For a month or two in Spring, when all nature is gushing forth joyously into life, we are content to look on and enjoy the wondrous sights; and when in Fall the whole universe sparkles in autumnal tints, we gaze on the splendid pagent passing away without a selfish thought; but broiling, sweltering, roasting under our August sun, we feel that our garden' art must do something more for us than show us beautiful sights like these. We must not forget this when we are thinking of laying out or improving our grounds. In fact landscape gardening has not quite the same idea to an American as it has to an European. In the old world it appeals to the eye and to the mind. It is an intellectual art. But our wants are more material; and the art must look after our creature comforts somewhat, as well as afford us pretty sights to see.

We have learned to protect ourselves from cold wintry winds, but the art of making a place cool in Summer is yet in its infancy. There is nothing accomplishes this better then plenty of grass and the neat deciduous tree foliage. The making of flower beds with box edgings and gravel walks suits Dutch and French gardening, but it is too hot for us.

The beds should be cut in grass. The walks round about a place should also be in grass as much as possible; only those likely to be frequently used should be gravel walks. Even these where tan can be obtained, are much cooler when this material can be used, than when gravelled. In the planting of roads, Art, as we read it in the books, plants only in corners, and makes its most striking effects to be seen from the drives; but American art as it should be, plants all the chief drives with deciduous shade trees, and yet allows you to look through beneath them to the beauties beyond.

Then again very much may be done by planting two or three trees together so that as they grow up, they will form natural seat backs. For this purpose there is nothing like the Oak tribe.

Sometimes we cannot get the coveted shade because we have planted slow growing trees - generally the prettiest and well worth waiting for, - this may be affected by planting liberally of Alders, Poplars, and similar ephemeral trees, to be cut away as they gradually interfere with the permanent kinds. The planting season will soon come around, and now is the time to look about and select the desirable kinds, and to decide on the proper place to set them.

The latter end of August is one of the best seasons of the year to transplant evergreens.
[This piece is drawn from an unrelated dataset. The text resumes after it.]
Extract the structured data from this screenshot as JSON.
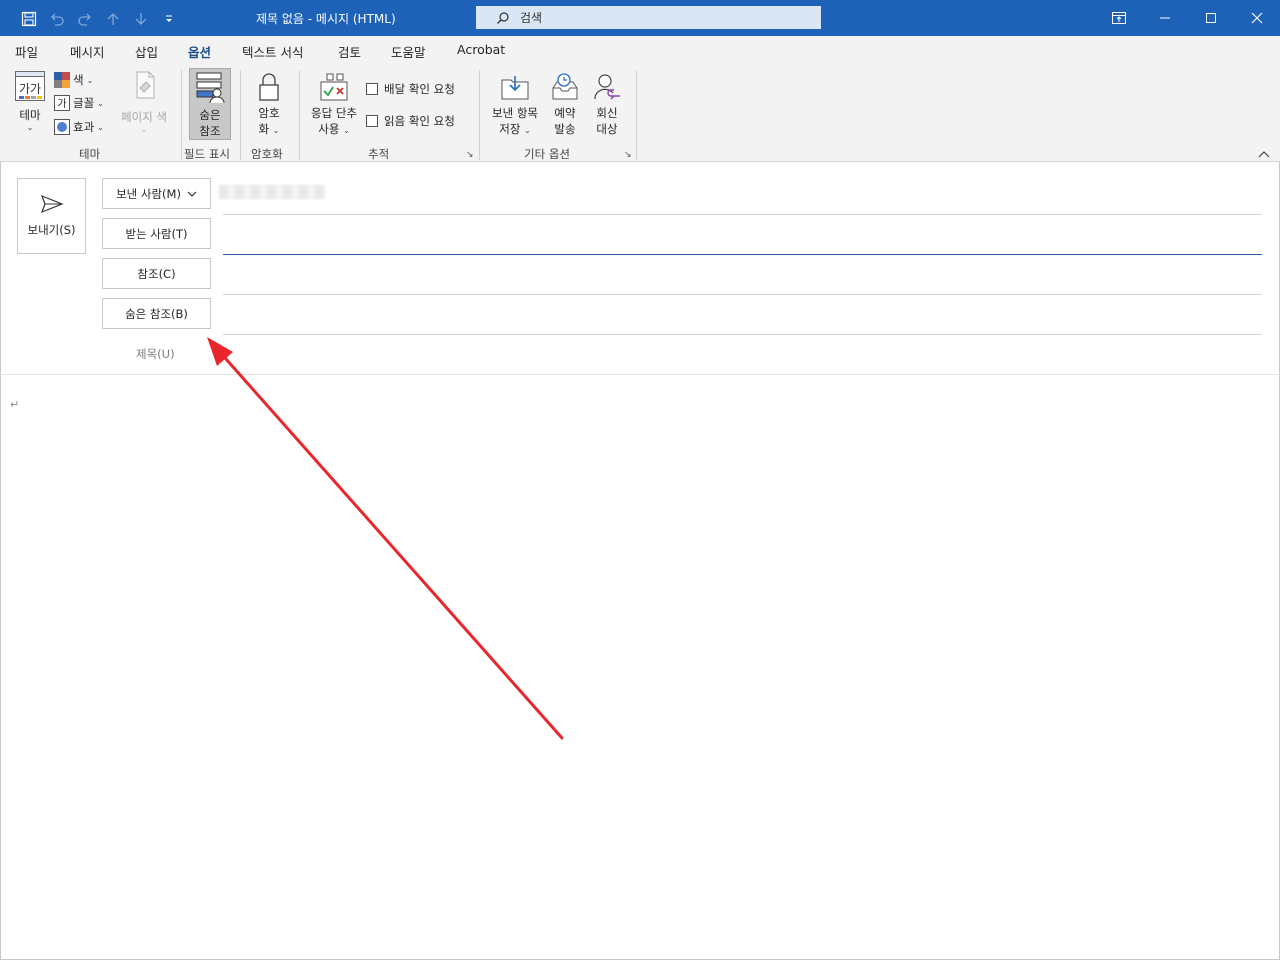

The young growth of the past season has got pretty well hardened, so as to permit of but very little evaporation, - and the earth being warm, new roots push with great rapidity, and the tree becomes established in the ground before cold autumn winds begin. The chief difficulty is that the soil is usually very dry, which prevents much speed with the operation; and the weather being usually very warm, the trees have to be set again in the ground almost as fast as they are taken up; so that it is not safe to bring them from a distance. It is as well therefore, to make all ready in anticipation of a rain, when no time may be lost in having the work pushed through. Should a spell of dry weather ensue, - which in September and October is very likely, - one good watering should be given, sufficient to soak well through the soil and well about the roots. A basin should be made to keep the water from running away from the spot, and to assist its soaking in.

After being well watered, the loose soil, should be drawn in lightly over the watered soil, which will then aid in preventing the water from drying out soon again.

As soon in the fall as bulbs can be obtained they should be planted - though this will not generally be the case till October, - but it is as well to bear in mind that the earlier they are planted, the finer they will flower.

Towards the end of the month, and in September, evergreen hedges should receive their last pruning till next summer. Last spring, and in the summer, when a strong growth required it, the hedge has been severely pruned towards the apex of the cone-like form in which it has been trained, and the base has been suffered to grow any way it pleases. Now that, in turn, has come under the shears, so far as to get it into regular shape and form. It will not be forgotten that, to be very successful with evergreen hedges, they ought to have a growth at the base of at least four feet in diameter.